Go through the entries below and give the number of lines that have the string "plain", and only that.

- _Information_
BEGIN

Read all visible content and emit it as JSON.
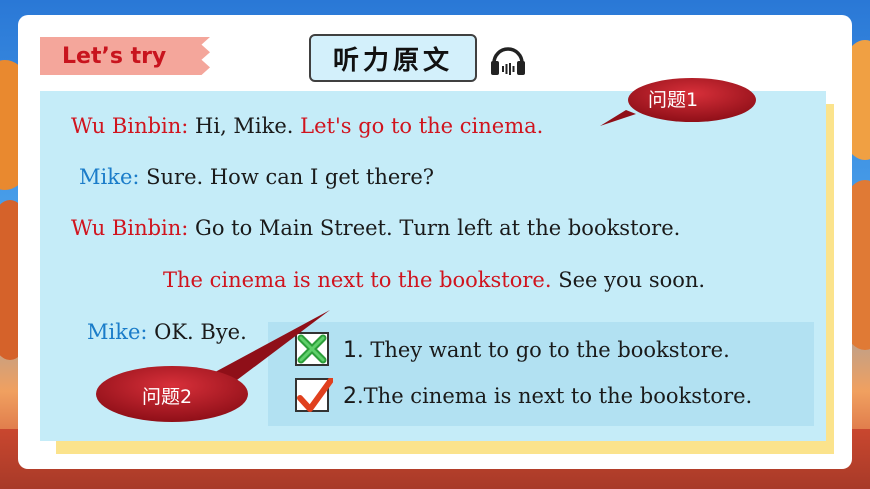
{
  "header": {
    "lets_try": "Let’s try",
    "title": "听力原文"
  },
  "transcript": {
    "line1": {
      "speaker": "Wu Binbin:",
      "plain": " Hi, Mike. ",
      "highlight": "Let's go to the cinema."
    },
    "line2": {
      "speaker": "Mike:",
      "plain": " Sure. How can I get there?"
    },
    "line3": {
      "speaker": "Wu Binbin:",
      "plain": " Go to Main Street. Turn left at the bookstore."
    },
    "line4": {
      "highlight": "The cinema is next to the bookstore.",
      "plain": " See you soon."
    },
    "line5": {
      "speaker": "Mike:",
      "plain": " OK. Bye."
    }
  },
  "answers": [
    {
      "number": "1",
      "text": ". They want to go to the bookstore.",
      "mark": "wrong-icon"
    },
    {
      "number": "2",
      "text": ".The cinema is next to the bookstore.",
      "mark": "correct-icon"
    }
  ],
  "callouts": {
    "q1": "问题1",
    "q2": "问题2"
  },
  "colors": {
    "speaker_red": "#d0141e",
    "speaker_blue": "#1a7cc9",
    "panel": "#c5ecf8",
    "bubble": "#a8121c"
  }
}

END

- _Task output_
5